The Adelaide tattoo scene has made a known presence for itself within Australia, with many conventions and tattoo shows such as The Australian Tattoo and Body Art Expo and The Adelaide Tattoo Convention coming through increasingly in recent years. ‘Internationally Adelaide is really progressive, and there seems to be a good culture among artists ourselves- where we can communicate ideas and have conversations about tattoo,’ Suartika says of the Adelaide tattoo community ‘I think this is a crucial part to any progression and evolution within the tattooing world.’ Like any growing industry, the Adelaide tattoo market has also changed a lot in recent years and Suartika suggests that it is all about finding new ways to adapt to modern times and fit the needs of customers. ‘Adelaide is definitely getting there,’ he says, ‘you have studios like House of Daggers and XO L’Avant that are having a new approach to how the system is set up and how we communicate with clients, as opposed to the old school walk-in system – which is also not a negative thing either. Just something different.’


While Adelaide can be seen as his launch pad and home in the tattoo industry, his work has also taken Suartika abroad. When he isn’t tattooing an Adelaidian, he can be found inking people all over the world. ‘So far I’ve done Melbourne, London, Berlin, Milan and Paris,’ he says, ‘and in November I will be going to New Zealand for a guest spot in Auckland and a convention in New Plymouth. I also plan to go to America within the next year or so and also back to Berlin and Paris.’ Suartika uses these opportunities to gain more experiences and inspiration for his work and find this in a vast range of mediums. ‘Recently I’ve been exposed to the world of contemporary ballet,’ he says of his travel inspiration, ‘and also in Berlin I went to see some theatre, which was eye opening, especially being all in German.’

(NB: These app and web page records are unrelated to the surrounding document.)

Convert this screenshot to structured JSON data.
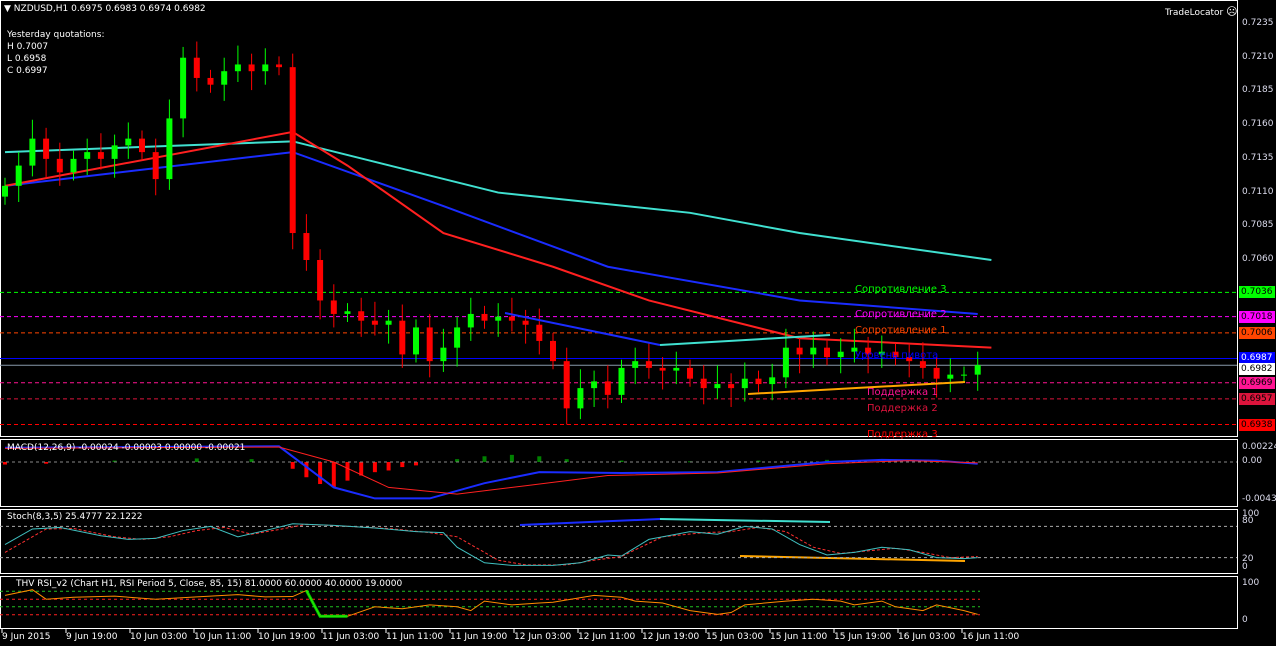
{
  "header": {
    "symbol": "NZDUSD,H1",
    "ohlc": "0.6975 0.6983 0.6974 0.6982",
    "yesterday_title": "Yesterday quotations:",
    "high": "H 0.7007",
    "low": "L 0.6958",
    "close": "C 0.6997",
    "brand": "TradeLocator"
  },
  "chart_data": {
    "type": "candlestick",
    "title": "NZDUSD,H1",
    "ylim": [
      0.6925,
      0.7245
    ],
    "price_ticks": [
      "0.7235",
      "0.7210",
      "0.7185",
      "0.7160",
      "0.7135",
      "0.7110",
      "0.7085",
      "0.7060"
    ],
    "closes": [
      0.7115,
      0.713,
      0.715,
      0.7135,
      0.7125,
      0.7135,
      0.714,
      0.7135,
      0.7145,
      0.715,
      0.714,
      0.712,
      0.7165,
      0.721,
      0.7195,
      0.719,
      0.72,
      0.7205,
      0.72,
      0.7205,
      0.7203,
      0.708,
      0.706,
      0.703,
      0.702,
      0.7022,
      0.7015,
      0.7012,
      0.7015,
      0.699,
      0.701,
      0.6985,
      0.6995,
      0.701,
      0.702,
      0.7015,
      0.7018,
      0.7015,
      0.7012,
      0.7,
      0.6985,
      0.695,
      0.6965,
      0.697,
      0.696,
      0.698,
      0.6985,
      0.698,
      0.6978,
      0.698,
      0.6972,
      0.6965,
      0.6968,
      0.6965,
      0.6972,
      0.6968,
      0.6973,
      0.6995,
      0.699,
      0.6995,
      0.6988,
      0.6992,
      0.6995,
      0.699,
      0.6992,
      0.6988,
      0.6985,
      0.698,
      0.6972,
      0.6975,
      0.6975,
      0.6982
    ],
    "colors": {
      "up": "#00ff00",
      "down": "#ff0000"
    },
    "moving_averages": [
      {
        "name": "MA slow",
        "color": "#40e0d0",
        "points": [
          [
            0,
            0.714
          ],
          [
            21,
            0.7148
          ],
          [
            36,
            0.711
          ],
          [
            50,
            0.7095
          ],
          [
            58,
            0.708
          ],
          [
            72,
            0.706
          ]
        ]
      },
      {
        "name": "MA mid",
        "color": "#1a2cff",
        "points": [
          [
            0,
            0.7115
          ],
          [
            21,
            0.714
          ],
          [
            32,
            0.71
          ],
          [
            44,
            0.7055
          ],
          [
            58,
            0.703
          ],
          [
            71,
            0.702
          ]
        ]
      },
      {
        "name": "MA fast",
        "color": "#ff2020",
        "points": [
          [
            0,
            0.7115
          ],
          [
            21,
            0.7155
          ],
          [
            25,
            0.713
          ],
          [
            32,
            0.708
          ],
          [
            40,
            0.7055
          ],
          [
            47,
            0.703
          ],
          [
            58,
            0.7002
          ],
          [
            72,
            0.6995
          ]
        ]
      }
    ],
    "levels": [
      {
        "label": "Сопротивление 3",
        "value": "0.7036",
        "price": 0.7036,
        "color": "#00ff00",
        "text": "#000"
      },
      {
        "label": "Сопротивление 2",
        "value": "0.7018",
        "price": 0.7018,
        "color": "#ff00ff",
        "text": "#000"
      },
      {
        "label": "Сопротивление 1",
        "value": "0.7006",
        "price": 0.7006,
        "color": "#ff4500",
        "text": "#000"
      },
      {
        "label": "Уровень пивота",
        "value": "0.6987",
        "price": 0.6987,
        "color": "#0000ff",
        "text": "#fff"
      },
      {
        "label": "Поддержка 1",
        "value": "0.6969",
        "price": 0.6969,
        "color": "#ff1493",
        "text": "#000"
      },
      {
        "label": "Поддержка 2",
        "value": "0.6957",
        "price": 0.6957,
        "color": "#dc143c",
        "text": "#000"
      },
      {
        "label": "Поддержка 3",
        "value": "0.6938",
        "price": 0.6938,
        "color": "#ff0000",
        "text": "#000"
      }
    ],
    "current_price": {
      "value": "0.6982",
      "price": 0.6982
    },
    "macd": {
      "label": "MACD(12,26,9) -0.00024 -0.00003 0.00000 -0.00021",
      "ticks": [
        "0.00224",
        "0.00",
        "-0.00437"
      ],
      "ylim": [
        -0.00437,
        0.00224
      ],
      "main": [
        [
          0,
          0.002
        ],
        [
          20,
          0.0022
        ],
        [
          24,
          -0.003
        ],
        [
          27,
          -0.0043
        ],
        [
          31,
          -0.0043
        ],
        [
          35,
          -0.0025
        ],
        [
          39,
          -0.0012
        ],
        [
          45,
          -0.0013
        ],
        [
          52,
          -0.0012
        ],
        [
          60,
          0.0
        ],
        [
          64,
          0.0003
        ],
        [
          68,
          0.0002
        ],
        [
          71,
          -0.0002
        ]
      ],
      "signal": [
        [
          0,
          0.0019
        ],
        [
          20,
          0.0021
        ],
        [
          24,
          0.0
        ],
        [
          28,
          -0.003
        ],
        [
          33,
          -0.0038
        ],
        [
          38,
          -0.0028
        ],
        [
          44,
          -0.0016
        ],
        [
          52,
          -0.0013
        ],
        [
          60,
          -0.0002
        ],
        [
          66,
          0.0002
        ],
        [
          71,
          -0.0001
        ]
      ],
      "hist": [
        [
          0,
          -0.0003
        ],
        [
          3,
          -0.0002
        ],
        [
          8,
          0.0002
        ],
        [
          14,
          0.0005
        ],
        [
          18,
          0.0004
        ],
        [
          21,
          -0.0008
        ],
        [
          22,
          -0.0018
        ],
        [
          23,
          -0.0026
        ],
        [
          24,
          -0.003
        ],
        [
          25,
          -0.0022
        ],
        [
          26,
          -0.0016
        ],
        [
          27,
          -0.0012
        ],
        [
          28,
          -0.001
        ],
        [
          29,
          -0.0006
        ],
        [
          30,
          -0.0004
        ],
        [
          33,
          0.0004
        ],
        [
          35,
          0.0008
        ],
        [
          37,
          0.001
        ],
        [
          39,
          0.0008
        ],
        [
          41,
          0.0004
        ],
        [
          45,
          0.0002
        ],
        [
          50,
          0.0001
        ],
        [
          55,
          0.0002
        ],
        [
          60,
          0.0003
        ],
        [
          64,
          0.0002
        ],
        [
          68,
          0.0001
        ]
      ]
    },
    "stoch": {
      "label": "Stoch(8,3,5) 25.4777 22.1222",
      "ticks": [
        "100",
        "80",
        "20",
        "0"
      ],
      "k": [
        [
          0,
          45
        ],
        [
          2,
          75
        ],
        [
          4,
          78
        ],
        [
          7,
          62
        ],
        [
          9,
          55
        ],
        [
          11,
          57
        ],
        [
          13,
          72
        ],
        [
          15,
          80
        ],
        [
          17,
          60
        ],
        [
          19,
          72
        ],
        [
          21,
          85
        ],
        [
          24,
          82
        ],
        [
          27,
          77
        ],
        [
          30,
          70
        ],
        [
          32,
          68
        ],
        [
          33,
          40
        ],
        [
          35,
          10
        ],
        [
          37,
          5
        ],
        [
          40,
          5
        ],
        [
          42,
          10
        ],
        [
          44,
          25
        ],
        [
          45,
          23
        ],
        [
          47,
          55
        ],
        [
          50,
          70
        ],
        [
          52,
          65
        ],
        [
          54,
          80
        ],
        [
          56,
          75
        ],
        [
          58,
          45
        ],
        [
          60,
          25
        ],
        [
          62,
          30
        ],
        [
          64,
          40
        ],
        [
          66,
          35
        ],
        [
          68,
          20
        ],
        [
          70,
          18
        ],
        [
          71,
          20
        ]
      ],
      "d": [
        [
          0,
          30
        ],
        [
          3,
          75
        ],
        [
          5,
          76
        ],
        [
          8,
          60
        ],
        [
          10,
          55
        ],
        [
          12,
          60
        ],
        [
          14,
          72
        ],
        [
          16,
          78
        ],
        [
          18,
          65
        ],
        [
          20,
          74
        ],
        [
          22,
          84
        ],
        [
          25,
          80
        ],
        [
          28,
          76
        ],
        [
          31,
          68
        ],
        [
          33,
          60
        ],
        [
          34,
          45
        ],
        [
          36,
          15
        ],
        [
          38,
          6
        ],
        [
          41,
          6
        ],
        [
          43,
          15
        ],
        [
          45,
          22
        ],
        [
          46,
          35
        ],
        [
          48,
          60
        ],
        [
          51,
          68
        ],
        [
          53,
          70
        ],
        [
          55,
          78
        ],
        [
          57,
          70
        ],
        [
          59,
          40
        ],
        [
          61,
          28
        ],
        [
          63,
          33
        ],
        [
          65,
          38
        ],
        [
          67,
          30
        ],
        [
          69,
          20
        ],
        [
          71,
          22
        ]
      ]
    },
    "rsi": {
      "label": "THV RSI_v2   (Chart H1,  RSI Period 5,  Close,  85,  15)  81.0000 60.0000 40.0000 19.0000",
      "ticks": [
        "100",
        "0"
      ],
      "levels": [
        81,
        60,
        40,
        19
      ],
      "values": [
        [
          0,
          70
        ],
        [
          2,
          85
        ],
        [
          3,
          60
        ],
        [
          5,
          65
        ],
        [
          8,
          68
        ],
        [
          11,
          60
        ],
        [
          14,
          66
        ],
        [
          17,
          72
        ],
        [
          19,
          66
        ],
        [
          21,
          67
        ],
        [
          22,
          83
        ],
        [
          23,
          15
        ],
        [
          25,
          15
        ],
        [
          27,
          40
        ],
        [
          29,
          35
        ],
        [
          31,
          45
        ],
        [
          33,
          40
        ],
        [
          34,
          30
        ],
        [
          35,
          55
        ],
        [
          37,
          45
        ],
        [
          39,
          50
        ],
        [
          40,
          52
        ],
        [
          43,
          70
        ],
        [
          45,
          65
        ],
        [
          46,
          55
        ],
        [
          48,
          50
        ],
        [
          50,
          30
        ],
        [
          52,
          20
        ],
        [
          53,
          25
        ],
        [
          54,
          45
        ],
        [
          57,
          55
        ],
        [
          59,
          60
        ],
        [
          61,
          55
        ],
        [
          62,
          45
        ],
        [
          64,
          55
        ],
        [
          65,
          40
        ],
        [
          67,
          30
        ],
        [
          68,
          45
        ],
        [
          70,
          30
        ],
        [
          71,
          20
        ]
      ]
    },
    "time_labels": [
      "9 Jun 2015",
      "9 Jun 19:00",
      "10 Jun 03:00",
      "10 Jun 11:00",
      "10 Jun 19:00",
      "11 Jun 03:00",
      "11 Jun 11:00",
      "11 Jun 19:00",
      "12 Jun 03:00",
      "12 Jun 11:00",
      "12 Jun 19:00",
      "15 Jun 03:00",
      "15 Jun 11:00",
      "15 Jun 19:00",
      "16 Jun 03:00",
      "16 Jun 11:00"
    ]
  }
}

Having gained so many experiences through travel and working in different parts of the world Suartika says that being able to experience new countries through work is one of the perks of the job. ‘Being able to tattoo in a new city exposes you to the culture on a different level as it would just being a tourist. You get to function as a person in that particular society.’ He also credits the people that he has met through tattooing as both an influence and a reason for his love of being a tattoo artist. ‘I’ve also made a lot of great friends through tattooing, either tattooing alongside them or tattooing them.’ When asked what the worst thing about being a tattoo artist is, his reply is simply ‘emails.’ Enough said!

Through his tattoo work and expression, the amount of passion and drive behind the Jayaism designs is obvious. With a bold sense of artistic integrity and a genuine eye for that specific Jayaism ‘look,’ it goes without saying that Jaya Suartika is already on his destined journey, which will surely continue to take him from the comforts of Adelaide to the far corners of the earth. ‘I get lost in tattooing,’ he says of his craft, ‘I love the history of it and I love the possibilities of it. I like experimenting and always trying new things.’ While Adelaide has become a strong base for him in terms of tattoo community, networking and industry, Suartika has big plans for his tattooing and is excited to see where else it takes him. He says he hopes to travel more, meet new friends and continue to work on new ideas. ‘I am really trying to do more progressive stuff on a world level,’ he says, ‘I also have some ideas that I will be working on for the Adelaide art culture in the near future.’

Images provided by Jayaism